I’ve been sitting on these links for some time – I thought I should share them with you all. They’re in no particular order.
- Metrics-Driven Design (slideshare)
- Excellent presentation by Joshua Porter (@bokardo) from his UX London talk.
- Cool website background (Big Butterfly Count)
- Love the way the background to this site appears to be 3D. Website by @edmeritt, HT @boadworld.
- User Experience Job Titles (Slingthought)
- A categorised collection of the job titles around UX / UI.
So, a couple of weeks ago I finally bit the bullet and bought an iPad. I was feeling flush and so went for the top-of-the-range 64G 3G one.
I was cautious about buying an iPad – unusual for me, as I am a complete Apple fanboi. I really couldn’t see the point or need for one in my life. I manage to come up with a couple of possibilities:
- It would make a good coffee table browser. OK, but if the family are going to share it I want multiple user facilities so we can all get at our own email accounts without the embarrassment of having to read each others’.
- I could use it for work. Here there’s a better fit, as most of my work is around documents and numbers, resourcing and scheduling. (In fact, Pages and Numbers, if we’re talking applications.) However, it doesn’t meet all requirements, as I sometimes code (PHP, SASS) and a lot of our core work involves video – so iPad’s lock down on video formats excludes a lot of things it would be nice to have the iPad do for me.
So, like Natalie Inbruglia, I was torn. My Apple lust made me want one and my practical side couldn’t justify it.
This finally resolved itself when I said to myself, “We could really do with an iPad for work. You know, for testing and that.”, which was the excuse I was waiting to come up with, and so I went out and bought one.
Two weeks later
After the (well attended) official unpacking ceremony at work, the iPad spend the first few days if its new life in a bag doing nothing. I was still finding it hard to see what to do with it. Having spent the money, though, I did some research, got some apps and now it’s become a staple of my day.
I use it almost exclusively for work related activities; it’s great to take to meetings and I will be trying it out at a conference for the first time this week. (“Building Perfect Council websites ’10” – see you there!)
Although not exhaustive, here’s the list of applications I’m currently using:
- I use Things on all my Macs. The iPad experience is great, making good use of the larger screen that makes using it on the iPhone a bit frustrating. (That’s not Things’ fault, mind.)
- Again, Evernote is a staple application in my environment. I use it for knowledge management, mainly. Again, it’s been re-purposed for the iPad and is a really good experience.
- I do all my work off Dropbox. Available on all my computers, and also viewable on iPhone and iPad. This makes my life so much easier, as I synchronise my iDevices with my personal laptop, so having my files available in this way means I can sync them across from my Personal iTunes, into the iWork apps on the iPad (see next).

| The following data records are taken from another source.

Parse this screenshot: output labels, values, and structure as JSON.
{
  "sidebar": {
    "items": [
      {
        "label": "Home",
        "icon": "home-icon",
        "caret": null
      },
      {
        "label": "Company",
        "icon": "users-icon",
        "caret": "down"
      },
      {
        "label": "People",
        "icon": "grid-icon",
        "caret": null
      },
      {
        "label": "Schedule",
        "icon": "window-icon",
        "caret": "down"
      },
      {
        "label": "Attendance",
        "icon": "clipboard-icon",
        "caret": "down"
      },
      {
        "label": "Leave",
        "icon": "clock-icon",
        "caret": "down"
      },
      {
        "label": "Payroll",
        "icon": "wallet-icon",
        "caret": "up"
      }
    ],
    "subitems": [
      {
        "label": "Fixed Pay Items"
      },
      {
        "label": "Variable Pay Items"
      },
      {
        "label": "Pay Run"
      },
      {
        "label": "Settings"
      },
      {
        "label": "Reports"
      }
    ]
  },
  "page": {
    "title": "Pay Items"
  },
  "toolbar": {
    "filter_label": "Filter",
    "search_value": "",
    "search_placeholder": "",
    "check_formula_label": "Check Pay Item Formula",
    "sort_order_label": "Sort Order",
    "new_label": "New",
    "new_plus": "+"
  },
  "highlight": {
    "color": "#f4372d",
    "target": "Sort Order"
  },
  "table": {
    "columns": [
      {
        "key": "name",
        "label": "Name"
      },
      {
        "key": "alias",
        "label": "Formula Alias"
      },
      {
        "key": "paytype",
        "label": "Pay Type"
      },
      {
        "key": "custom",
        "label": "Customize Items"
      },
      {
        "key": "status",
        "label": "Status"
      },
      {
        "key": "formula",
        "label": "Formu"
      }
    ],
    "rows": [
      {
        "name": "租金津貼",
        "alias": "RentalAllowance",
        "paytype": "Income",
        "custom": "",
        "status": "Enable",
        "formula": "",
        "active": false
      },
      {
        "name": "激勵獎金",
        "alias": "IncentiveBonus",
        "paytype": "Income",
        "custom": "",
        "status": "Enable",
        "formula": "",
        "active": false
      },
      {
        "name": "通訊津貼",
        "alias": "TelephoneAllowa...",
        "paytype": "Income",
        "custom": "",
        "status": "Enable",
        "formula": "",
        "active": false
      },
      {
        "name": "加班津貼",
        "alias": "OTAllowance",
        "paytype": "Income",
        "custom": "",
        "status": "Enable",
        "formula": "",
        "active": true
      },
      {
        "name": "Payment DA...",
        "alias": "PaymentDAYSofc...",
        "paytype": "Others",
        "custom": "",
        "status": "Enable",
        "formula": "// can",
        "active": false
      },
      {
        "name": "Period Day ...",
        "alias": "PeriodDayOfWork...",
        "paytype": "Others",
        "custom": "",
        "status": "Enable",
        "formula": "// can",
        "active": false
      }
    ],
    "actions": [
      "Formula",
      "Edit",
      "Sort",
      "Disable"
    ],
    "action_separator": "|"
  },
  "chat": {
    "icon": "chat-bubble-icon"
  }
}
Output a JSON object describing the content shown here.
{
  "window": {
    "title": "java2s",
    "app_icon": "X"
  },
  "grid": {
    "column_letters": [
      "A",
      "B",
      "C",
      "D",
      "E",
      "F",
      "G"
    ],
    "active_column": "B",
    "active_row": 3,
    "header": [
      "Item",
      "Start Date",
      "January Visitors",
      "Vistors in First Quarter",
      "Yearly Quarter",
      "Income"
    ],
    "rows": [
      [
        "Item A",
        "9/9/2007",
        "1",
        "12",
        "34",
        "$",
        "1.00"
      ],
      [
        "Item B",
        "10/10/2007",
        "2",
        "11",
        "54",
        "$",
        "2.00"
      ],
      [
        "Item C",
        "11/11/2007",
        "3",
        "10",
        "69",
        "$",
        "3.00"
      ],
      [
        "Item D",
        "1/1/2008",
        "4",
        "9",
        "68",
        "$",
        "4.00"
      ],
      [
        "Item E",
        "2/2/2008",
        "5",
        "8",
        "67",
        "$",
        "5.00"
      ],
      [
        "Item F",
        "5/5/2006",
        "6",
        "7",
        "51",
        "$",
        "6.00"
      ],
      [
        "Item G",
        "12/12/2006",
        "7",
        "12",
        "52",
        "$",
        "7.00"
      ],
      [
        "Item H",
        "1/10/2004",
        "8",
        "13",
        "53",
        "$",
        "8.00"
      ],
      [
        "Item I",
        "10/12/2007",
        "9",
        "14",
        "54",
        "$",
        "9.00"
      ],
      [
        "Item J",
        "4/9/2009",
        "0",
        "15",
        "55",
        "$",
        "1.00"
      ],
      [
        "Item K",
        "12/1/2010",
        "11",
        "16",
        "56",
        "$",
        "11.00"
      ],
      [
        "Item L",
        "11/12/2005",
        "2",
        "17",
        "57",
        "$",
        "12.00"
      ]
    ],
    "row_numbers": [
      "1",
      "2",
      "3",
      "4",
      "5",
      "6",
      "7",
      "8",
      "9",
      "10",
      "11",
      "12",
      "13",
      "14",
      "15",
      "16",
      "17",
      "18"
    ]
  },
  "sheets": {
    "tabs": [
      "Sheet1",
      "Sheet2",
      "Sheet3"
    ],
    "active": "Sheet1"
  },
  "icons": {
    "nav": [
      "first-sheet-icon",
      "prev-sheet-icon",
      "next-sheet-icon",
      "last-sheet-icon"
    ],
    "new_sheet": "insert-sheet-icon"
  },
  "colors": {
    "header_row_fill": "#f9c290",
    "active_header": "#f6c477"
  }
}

- Pages & Numbers
- The user experience of having to synchronise via iTunes is not good, but tolerable. The iPad versions of these applications are lovely. Although not feature-full (which causes problems when you want to edit files) they are well worth using for document creation.
- On my Macs, I use Mindjet’s Mindmanager, but on the iPad I’ve discovered iThoughtsHD. It’s compatible with most mind map file formats and has the added advantage of being able to load and save maps to and from DropBox directly. I’ve used it a little and so far, so good.
I’m off on holiday very soon, so I’ll be grabbing some childrens’ books and videos and putting them on the iPad; I think it’s going to be an excellent way to keep my 3-year-old occupied on the plane journey.
After that, who knows? If you have any great apps, I’d love to hear about them.